The Harm in America’s Outsourcing

The practice of outsourcing American manufacturing to China is overall more harmful to the U.S. than it is helpful, and it affects consumers, manufacturers, and everyone in between. Not only does widespread outsourcing hurt American citizens by taking away jobs, but it also strengthens our dependence on foreign countries, leading to a significant increase in foreign debt. As of 2021, China owns $1.1 trillion in U.S. debt, which is almost four percent of all U.S. debt.

Not only does outsourcing hurt Americans, but it encourages the poor workplace conditions China is commonly known for. According to the International Trade Union Confederation, China is ranked as a five on a scale of one to five for the world’s worst countries for workers. For reference, Mexico is a four and Brazil is a three.

The “Made in China” label can be seen on most of the products found in chain stores because of the massive amount of American outsourcing. (Source: Bay Source)

Although it can be argued that outsourcing manufacturing has benefits such as allowing startup companies to enter the manufacturing game at an affordable cost and driving competition between major companies, these benefits simply do not outweigh the overall harm done to American citizens.
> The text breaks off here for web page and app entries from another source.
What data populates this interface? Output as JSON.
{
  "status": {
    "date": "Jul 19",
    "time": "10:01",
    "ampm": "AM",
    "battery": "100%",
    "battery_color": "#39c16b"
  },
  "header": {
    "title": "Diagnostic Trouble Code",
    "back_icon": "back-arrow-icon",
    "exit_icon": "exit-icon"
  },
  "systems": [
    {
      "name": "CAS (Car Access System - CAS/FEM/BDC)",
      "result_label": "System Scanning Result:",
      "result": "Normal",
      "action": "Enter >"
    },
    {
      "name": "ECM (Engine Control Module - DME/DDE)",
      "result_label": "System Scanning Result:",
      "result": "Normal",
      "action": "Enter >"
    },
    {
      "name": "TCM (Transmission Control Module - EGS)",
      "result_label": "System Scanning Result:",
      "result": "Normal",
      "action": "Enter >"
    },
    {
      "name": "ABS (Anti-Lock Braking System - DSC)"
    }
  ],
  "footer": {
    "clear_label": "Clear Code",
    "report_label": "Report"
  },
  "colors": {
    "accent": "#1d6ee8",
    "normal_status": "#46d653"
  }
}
A ten percent increase in Chinese imports is associated with a 5.6 percent decline in the wages of American workers in the same market, while offshoring to China is associated with a 1.6 percent wage decline.

China also plays a large role in multiple industries that are important to the U.S. economy. For example, China is the largest electric vehicle producer, as well as being a major supplier of antibiotics, being responsible for about 97 percent of antibiotics sold in America.

The dependency American manufacturers have on China is largely seen as negative by Americans. A survey from Business Week Magazine showed that as many as 71 percent of Americans believe that outsourcing is harmful to the U.S. economy.

Bringing manufacturing back to the U.S. is the most effective solution to the problem presented here. While domestic manufacturing would cost more, it could save American jobs and get rid of many of the morally gray practices in China’s workforce.